Task item — Please copy out every line in the records below that includes the word "image".

Excerpted records below:

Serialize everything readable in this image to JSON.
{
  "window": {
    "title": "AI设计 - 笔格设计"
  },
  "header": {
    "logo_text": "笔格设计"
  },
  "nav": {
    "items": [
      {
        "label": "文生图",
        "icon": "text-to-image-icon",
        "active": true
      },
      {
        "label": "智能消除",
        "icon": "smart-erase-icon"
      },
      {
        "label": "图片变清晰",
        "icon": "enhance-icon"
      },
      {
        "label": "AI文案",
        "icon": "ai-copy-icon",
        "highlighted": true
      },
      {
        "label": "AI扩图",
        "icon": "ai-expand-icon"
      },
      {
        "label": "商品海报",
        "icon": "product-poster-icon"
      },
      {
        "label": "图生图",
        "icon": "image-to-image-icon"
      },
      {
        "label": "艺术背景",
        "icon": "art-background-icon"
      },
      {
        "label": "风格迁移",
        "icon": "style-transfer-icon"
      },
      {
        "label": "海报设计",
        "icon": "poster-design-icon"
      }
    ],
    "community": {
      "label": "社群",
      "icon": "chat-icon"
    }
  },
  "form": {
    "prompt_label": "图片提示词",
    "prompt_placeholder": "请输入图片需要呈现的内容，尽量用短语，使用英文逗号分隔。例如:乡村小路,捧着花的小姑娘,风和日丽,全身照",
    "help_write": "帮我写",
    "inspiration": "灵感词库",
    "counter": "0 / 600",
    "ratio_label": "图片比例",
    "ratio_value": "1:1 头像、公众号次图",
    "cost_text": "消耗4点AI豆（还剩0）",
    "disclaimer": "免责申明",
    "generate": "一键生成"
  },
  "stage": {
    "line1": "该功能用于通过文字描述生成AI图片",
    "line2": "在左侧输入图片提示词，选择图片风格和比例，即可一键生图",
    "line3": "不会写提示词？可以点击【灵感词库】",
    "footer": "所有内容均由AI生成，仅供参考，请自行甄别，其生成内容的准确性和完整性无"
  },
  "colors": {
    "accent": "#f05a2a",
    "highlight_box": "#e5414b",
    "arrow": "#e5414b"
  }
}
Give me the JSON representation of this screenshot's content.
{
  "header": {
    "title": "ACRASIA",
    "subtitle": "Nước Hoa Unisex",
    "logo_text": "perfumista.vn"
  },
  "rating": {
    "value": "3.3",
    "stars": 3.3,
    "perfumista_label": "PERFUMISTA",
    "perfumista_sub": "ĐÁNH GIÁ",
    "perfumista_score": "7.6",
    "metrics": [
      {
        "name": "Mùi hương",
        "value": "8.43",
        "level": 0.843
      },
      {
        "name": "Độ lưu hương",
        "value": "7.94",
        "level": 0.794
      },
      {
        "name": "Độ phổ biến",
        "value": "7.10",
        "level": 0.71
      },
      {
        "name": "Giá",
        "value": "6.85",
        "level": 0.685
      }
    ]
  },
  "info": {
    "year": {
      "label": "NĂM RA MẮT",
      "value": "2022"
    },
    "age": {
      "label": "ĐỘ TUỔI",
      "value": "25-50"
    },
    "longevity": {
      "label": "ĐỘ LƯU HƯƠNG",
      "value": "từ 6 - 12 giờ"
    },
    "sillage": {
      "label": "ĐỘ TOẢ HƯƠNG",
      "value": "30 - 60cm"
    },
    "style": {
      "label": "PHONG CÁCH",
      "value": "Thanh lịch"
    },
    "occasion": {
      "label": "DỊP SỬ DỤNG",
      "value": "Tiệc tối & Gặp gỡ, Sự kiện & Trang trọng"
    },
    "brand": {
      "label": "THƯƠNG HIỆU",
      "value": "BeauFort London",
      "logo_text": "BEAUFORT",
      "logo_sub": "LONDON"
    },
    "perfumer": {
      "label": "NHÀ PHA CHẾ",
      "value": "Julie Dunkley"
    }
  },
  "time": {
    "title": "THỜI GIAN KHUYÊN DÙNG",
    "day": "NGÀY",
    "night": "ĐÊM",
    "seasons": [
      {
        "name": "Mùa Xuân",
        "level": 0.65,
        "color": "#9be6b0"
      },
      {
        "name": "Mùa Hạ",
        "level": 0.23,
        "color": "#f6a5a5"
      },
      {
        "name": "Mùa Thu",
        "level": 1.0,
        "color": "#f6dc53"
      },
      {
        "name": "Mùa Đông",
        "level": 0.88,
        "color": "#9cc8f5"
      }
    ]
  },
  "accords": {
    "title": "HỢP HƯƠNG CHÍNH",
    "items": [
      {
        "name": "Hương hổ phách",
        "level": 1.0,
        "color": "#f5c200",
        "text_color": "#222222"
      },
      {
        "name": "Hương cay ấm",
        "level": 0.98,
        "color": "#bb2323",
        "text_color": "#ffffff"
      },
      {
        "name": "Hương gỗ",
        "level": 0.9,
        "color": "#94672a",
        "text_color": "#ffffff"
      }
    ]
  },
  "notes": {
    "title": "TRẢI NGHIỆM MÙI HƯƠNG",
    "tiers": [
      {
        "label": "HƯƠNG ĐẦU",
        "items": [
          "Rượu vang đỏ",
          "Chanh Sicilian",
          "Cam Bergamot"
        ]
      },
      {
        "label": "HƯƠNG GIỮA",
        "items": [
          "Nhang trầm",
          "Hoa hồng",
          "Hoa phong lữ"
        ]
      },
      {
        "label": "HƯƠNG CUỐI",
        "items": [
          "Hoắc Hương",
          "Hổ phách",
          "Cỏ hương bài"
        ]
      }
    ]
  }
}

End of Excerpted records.

Exercise response —
Serialize everything readable in this image to JSON.
        "icon": "text-to-image-icon",
        "icon": "image-to-image-icon"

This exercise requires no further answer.